Top of Supplied data

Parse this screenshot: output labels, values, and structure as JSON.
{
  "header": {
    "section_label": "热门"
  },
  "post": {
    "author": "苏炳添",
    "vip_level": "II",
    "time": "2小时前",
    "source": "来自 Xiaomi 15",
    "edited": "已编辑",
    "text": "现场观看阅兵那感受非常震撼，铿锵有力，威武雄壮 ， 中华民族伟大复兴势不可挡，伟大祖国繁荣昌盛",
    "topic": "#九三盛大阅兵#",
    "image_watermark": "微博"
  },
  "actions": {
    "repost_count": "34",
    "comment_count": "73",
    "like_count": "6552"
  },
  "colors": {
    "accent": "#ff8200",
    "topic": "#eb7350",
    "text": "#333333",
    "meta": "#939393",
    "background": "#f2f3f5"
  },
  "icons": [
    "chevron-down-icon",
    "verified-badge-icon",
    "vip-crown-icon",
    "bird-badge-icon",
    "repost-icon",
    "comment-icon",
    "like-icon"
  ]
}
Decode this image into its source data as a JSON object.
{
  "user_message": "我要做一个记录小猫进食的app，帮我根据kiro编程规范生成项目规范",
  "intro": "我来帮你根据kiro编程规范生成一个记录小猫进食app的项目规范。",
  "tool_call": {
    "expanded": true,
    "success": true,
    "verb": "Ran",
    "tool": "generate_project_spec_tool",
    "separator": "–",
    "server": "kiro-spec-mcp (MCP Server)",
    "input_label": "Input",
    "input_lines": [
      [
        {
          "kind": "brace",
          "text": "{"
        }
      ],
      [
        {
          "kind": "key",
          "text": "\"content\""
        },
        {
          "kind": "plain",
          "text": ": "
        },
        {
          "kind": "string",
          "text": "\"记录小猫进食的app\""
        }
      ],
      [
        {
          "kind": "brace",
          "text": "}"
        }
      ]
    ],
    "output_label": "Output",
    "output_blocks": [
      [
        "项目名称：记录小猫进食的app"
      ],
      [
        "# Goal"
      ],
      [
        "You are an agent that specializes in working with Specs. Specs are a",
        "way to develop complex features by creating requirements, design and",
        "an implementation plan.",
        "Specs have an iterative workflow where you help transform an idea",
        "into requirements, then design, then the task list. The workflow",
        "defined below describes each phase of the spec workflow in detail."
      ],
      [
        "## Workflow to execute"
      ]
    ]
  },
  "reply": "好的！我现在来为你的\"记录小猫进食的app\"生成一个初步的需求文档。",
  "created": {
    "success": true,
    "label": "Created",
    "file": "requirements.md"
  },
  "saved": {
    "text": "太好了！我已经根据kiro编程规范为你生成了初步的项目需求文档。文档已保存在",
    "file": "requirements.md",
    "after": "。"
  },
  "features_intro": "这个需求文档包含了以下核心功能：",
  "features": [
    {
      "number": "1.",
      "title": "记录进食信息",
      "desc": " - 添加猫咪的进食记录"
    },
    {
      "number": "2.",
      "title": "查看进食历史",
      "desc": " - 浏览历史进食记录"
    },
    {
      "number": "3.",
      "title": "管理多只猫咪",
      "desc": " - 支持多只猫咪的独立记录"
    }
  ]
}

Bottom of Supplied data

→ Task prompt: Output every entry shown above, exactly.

→ Written response:
Parse this screenshot: output labels, values, and structure as JSON.
{
  "header": {
    "section_label": "热门"
  },
  "post": {
    "author": "苏炳添",
    "vip_level": "II",
    "time": "2小时前",
    "source": "来自 Xiaomi 15",
    "edited": "已编辑",
    "text": "现场观看阅兵那感受非常震撼，铿锵有力，威武雄壮 ， 中华民族伟大复兴势不可挡，伟大祖国繁荣昌盛",
    "topic": "#九三盛大阅兵#",
    "image_watermark": "微博"
  },
  "actions": {
    "repost_count": "34",
    "comment_count": "73",
    "like_count": "6552"
  },
  "colors": {
    "accent": "#ff8200",
    "topic": "#eb7350",
    "text": "#333333",
    "meta": "#939393",
    "background": "#f2f3f5"
  },
  "icons": [
    "chevron-down-icon",
    "verified-badge-icon",
    "vip-crown-icon",
    "bird-badge-icon",
    "repost-icon",
    "comment-icon",
    "like-icon"
  ]
}
Decode this image into its source data as a JSON object.
{
  "user_message": "我要做一个记录小猫进食的app，帮我根据kiro编程规范生成项目规范",
  "intro": "我来帮你根据kiro编程规范生成一个记录小猫进食app的项目规范。",
  "tool_call": {
    "expanded": true,
    "success": true,
    "verb": "Ran",
    "tool": "generate_project_spec_tool",
    "separator": "–",
    "server": "kiro-spec-mcp (MCP Server)",
    "input_label": "Input",
    "input_lines": [
      [
        {
          "kind": "brace",
          "text": "{"
        }
      ],
      [
        {
          "kind": "key",
          "text": "\"content\""
        },
        {
          "kind": "plain",
          "text": ": "
        },
        {
          "kind": "string",
          "text": "\"记录小猫进食的app\""
        }
      ],
      [
        {
          "kind": "brace",
          "text": "}"
        }
      ]
    ],
    "output_label": "Output",
    "output_blocks": [
      [
        "项目名称：记录小猫进食的app"
      ],
      [
        "# Goal"
      ],
      [
        "You are an agent that specializes in working with Specs. Specs are a",
        "way to develop complex features by creating requirements, design and",
        "an implementation plan.",
        "Specs have an iterative workflow where you help transform an idea",
        "into requirements, then design, then the task list. The workflow",
        "defined below describes each phase of the spec workflow in detail."
      ],
      [
        "## Workflow to execute"
      ]
    ]
  },
  "reply": "好的！我现在来为你的\"记录小猫进食的app\"生成一个初步的需求文档。",
  "created": {
    "success": true,
    "label": "Created",
    "file": "requirements.md"
  },
  "saved": {
    "text": "太好了！我已经根据kiro编程规范为你生成了初步的项目需求文档。文档已保存在",
    "file": "requirements.md",
    "after": "。"
  },
  "features_intro": "这个需求文档包含了以下核心功能：",
  "features": [
    {
      "number": "1.",
      "title": "记录进食信息",
      "desc": " - 添加猫咪的进食记录"
    },
    {
      "number": "2.",
      "title": "查看进食历史",
      "desc": " - 浏览历史进食记录"
    },
    {
      "number": "3.",
      "title": "管理多只猫咪",
      "desc": " - 支持多只猫咪的独立记录"
    }
  ]
}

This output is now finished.